Trip Hawkins, one of the video games industry’s true elder statesmen (he has a spot in the Academy of Interactive Arts & Sciences Hall of Fame, alongside Shigeru Miyamoto, Yu Suzuki, Will Wright, and Sid Meier), is known in part for his keen historical insights on the business of gaming. Most of his fame, however, is down to that little publisher he founded a quarter-century ago called Electronic Arts, as well as his tenure at Apple Computer and 3DO. Read More
We recently asked Jamie Gotch, one of the principals at Subatomic Games, some questions about his company and its first game, Fieldrunners. Here’s what he had to say. Thanks Jamie!
1) What’s your background in terms of game design? Is Fieldrunners the first game you (and/or Subatomic) have made?
Our team shares a strong passion and love for games. Although this is the first title that the Subatomic Studios team has released, we are made up of several industry professionals with many years of experience. We strongly believe that as game designers, we make the games that we would love to play ourselves. We trust that by giving our best and enjoying the process, others will also enjoy the games that we make.
2) Fieldrunners has a pretty unique look. What’s the artistic inspiration for the game? How about the gameplay inspiration?
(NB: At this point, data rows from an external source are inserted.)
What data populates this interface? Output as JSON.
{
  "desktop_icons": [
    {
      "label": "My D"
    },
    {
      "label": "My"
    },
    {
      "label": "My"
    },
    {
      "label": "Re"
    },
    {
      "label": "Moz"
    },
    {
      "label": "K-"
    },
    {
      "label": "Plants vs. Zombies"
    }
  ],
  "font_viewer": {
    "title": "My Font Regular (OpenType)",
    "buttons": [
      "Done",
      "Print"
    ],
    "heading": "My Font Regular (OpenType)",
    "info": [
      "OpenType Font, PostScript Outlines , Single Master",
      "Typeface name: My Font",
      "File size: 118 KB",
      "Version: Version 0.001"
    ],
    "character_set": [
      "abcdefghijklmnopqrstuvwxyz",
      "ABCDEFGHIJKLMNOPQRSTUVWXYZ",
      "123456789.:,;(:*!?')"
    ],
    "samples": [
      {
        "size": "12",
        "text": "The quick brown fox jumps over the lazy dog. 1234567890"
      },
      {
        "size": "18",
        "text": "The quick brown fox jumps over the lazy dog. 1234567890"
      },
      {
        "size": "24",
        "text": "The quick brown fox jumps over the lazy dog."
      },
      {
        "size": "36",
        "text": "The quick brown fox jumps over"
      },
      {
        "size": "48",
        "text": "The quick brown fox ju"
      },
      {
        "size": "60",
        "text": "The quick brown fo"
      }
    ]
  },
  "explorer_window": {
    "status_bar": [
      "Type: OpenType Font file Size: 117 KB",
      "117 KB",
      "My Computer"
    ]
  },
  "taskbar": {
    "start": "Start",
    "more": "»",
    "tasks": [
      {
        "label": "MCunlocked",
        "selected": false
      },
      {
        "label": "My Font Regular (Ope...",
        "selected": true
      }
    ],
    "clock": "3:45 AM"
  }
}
We wanted to make a game with a broad appeal, both in terms of artistic direction and gameplay. For the look, we wanted to have stylized, iconic forms and strong, varied silhouettes so it could be easily recognized at a glance. We felt that this was very important for an action-based strategy game viewed from a bird’s eye view on a handheld device. Additionally, we wanted to have something that people can relate to by incorporating a slight military touch, but we also wanted to keep the style unique enough so that it could stand alone on its own merits. For that, we looked at World War I and World War II uniforms for the units, and some futuristic Art Deco influence for the towers. We also wanted the towers to appear more threatening than the units, to emphasize the amount of power lying in the player’s hands.
To further set the two sides apart, we wanted a clear icon that would represent the enemy’s faction. We decided that a target symbol best suits this need as it is very iconic, reads well from afar, and conveys the underlying goal of the game.
As far as gameplay inspiration, we looked everywhere for it. We are still being inspired by traditional Tower Defense games, and we are all huge fans of RTS games. Our ultimate goal was to make something easy-to-learn, but hard-to-master. Beating a map on the hard difficulty level does not instantly mean you have mastered that map. The game rewards efficiency by giving a higher score to those players that build the most efficient maze with as little tower sales as possible.
We have some aces up our sleeves, and we believe that there’s still quite a lot of fun to be had with the coming updates. We trust that if we work hard to create something we love to play and have tons of fun with, so will everyone else!
3) What’s your favorite game on the iPhone right now (other than yours)?
Aurora Feint: The Beginning.
4) Are you working on any new projects you’d like to discuss?
Although there are many interesting prospects we are considering for the future, currently all of our time is being devoted to bringing new content and features to Fieldrunners. Our goal is to make Fieldrunners truly shine!
We’ve been covering the launch of X-Plane 9 since it made its surprise debut on the App Store late last week.
X-Plane 9 is the first flight simulator for the iPhone/iPod Touch, bringing a degree of realism not yet seen in other games for the platform. We’ve been fans of the desktop version of X-Plane for years, and had some questions for Austin Meyer, the chief developer at Laminar Research, the company behind X-Plane.
Slide to Play: You’ve been making X-Plane on the desktop for a long time. What has it been like to move from that environment onto the iPhone platform?
Austin Meyer: Fun as heck! For the desktop sim, there are many thousands of lines of code and hundreds (thousands?) of image files from me, Ben, and Sergio. [STP Note: The other lead developers/artists at Laminar Reaseach] It is very difficult to make major changes to the simulator without re-writing LOTS of code to make the major changes possible, and without risking breaking something in the sim. As well, many customers get used to things working a certain way, and whenever you CHANGE things, many people just assume that the NEW way of doing this must be WRONG. This makes it a little difficult, sometimes, to get things changed in the sim. None of this is a factor with the iPhone, which is a clean-sheet design.
Between the thousands of lines of code, and thousands of customers, it is about impossible to get anything big done.
None of that is a factor with the iphone.
At the moment, the program is more of a simulation than a game’”just like X-Plane on the desktop. Do you plan to change that with future updates?
No, not at all. We will add a few features to the iphone version (map, for example, and maybe an instrument panel) but it will not get ‘game-y’.
Do you plan to let users bring aircraft of their own design, or back-catalog planes, over from the desktop version?
Nah’¦ It is not so easy to import stuff into the iphone. I can not see it being customized.
What is the simulation accuracy of the iPhone version like in comparison to the desktop version?
Within 5% or so. I managed to get ~95% of the accuracy of the big sim over the iphone without busting system requirements.
More generally, what future plans do you have for expanding the application?
You will know what I am doing next when I post an email to the newsgroup claiming what can NOT be done!